• Listed entries:
○ ○ ○ ○ ○ ○ ○

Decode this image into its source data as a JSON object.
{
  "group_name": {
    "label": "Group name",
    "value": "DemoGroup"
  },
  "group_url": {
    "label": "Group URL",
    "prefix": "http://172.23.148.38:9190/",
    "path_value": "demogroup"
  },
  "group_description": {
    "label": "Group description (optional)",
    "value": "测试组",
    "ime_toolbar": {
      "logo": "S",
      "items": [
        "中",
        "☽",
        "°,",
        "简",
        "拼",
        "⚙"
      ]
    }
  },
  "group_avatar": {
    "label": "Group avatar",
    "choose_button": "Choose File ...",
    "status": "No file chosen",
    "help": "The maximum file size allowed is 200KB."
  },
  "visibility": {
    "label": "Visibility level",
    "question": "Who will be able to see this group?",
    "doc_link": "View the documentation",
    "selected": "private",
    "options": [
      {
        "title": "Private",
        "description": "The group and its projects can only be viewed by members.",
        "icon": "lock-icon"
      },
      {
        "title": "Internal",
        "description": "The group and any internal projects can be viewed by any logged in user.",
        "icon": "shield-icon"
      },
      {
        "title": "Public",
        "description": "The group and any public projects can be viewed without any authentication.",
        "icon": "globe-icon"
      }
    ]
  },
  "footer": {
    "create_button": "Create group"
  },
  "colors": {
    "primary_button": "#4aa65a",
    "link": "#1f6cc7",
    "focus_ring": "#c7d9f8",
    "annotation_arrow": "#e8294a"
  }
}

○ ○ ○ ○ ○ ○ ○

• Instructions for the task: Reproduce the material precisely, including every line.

• Output below:
Decode this image into its source data as a JSON object.
{
  "group_name": {
    "label": "Group name",
    "value": "DemoGroup"
  },
  "group_url": {
    "label": "Group URL",
    "prefix": "http://172.23.148.38:9190/",
    "path_value": "demogroup"
  },
  "group_description": {
    "label": "Group description (optional)",
    "value": "测试组",
    "ime_toolbar": {
      "logo": "S",
      "items": [
        "中",
        "☽",
        "°,",
        "简",
        "拼",
        "⚙"
      ]
    }
  },
  "group_avatar": {
    "label": "Group avatar",
    "choose_button": "Choose File ...",
    "status": "No file chosen",
    "help": "The maximum file size allowed is 200KB."
  },
  "visibility": {
    "label": "Visibility level",
    "question": "Who will be able to see this group?",
    "doc_link": "View the documentation",
    "selected": "private",
    "options": [
      {
        "title": "Private",
        "description": "The group and its projects can only be viewed by members.",
        "icon": "lock-icon"
      },
      {
        "title": "Internal",
        "description": "The group and any internal projects can be viewed by any logged in user.",
        "icon": "shield-icon"
      },
      {
        "title": "Public",
        "description": "The group and any public projects can be viewed without any authentication.",
        "icon": "globe-icon"
      }
    ]
  },
  "footer": {
    "create_button": "Create group"
  },
  "colors": {
    "primary_button": "#4aa65a",
    "link": "#1f6cc7",
    "focus_ring": "#c7d9f8",
    "annotation_arrow": "#e8294a"
  }
}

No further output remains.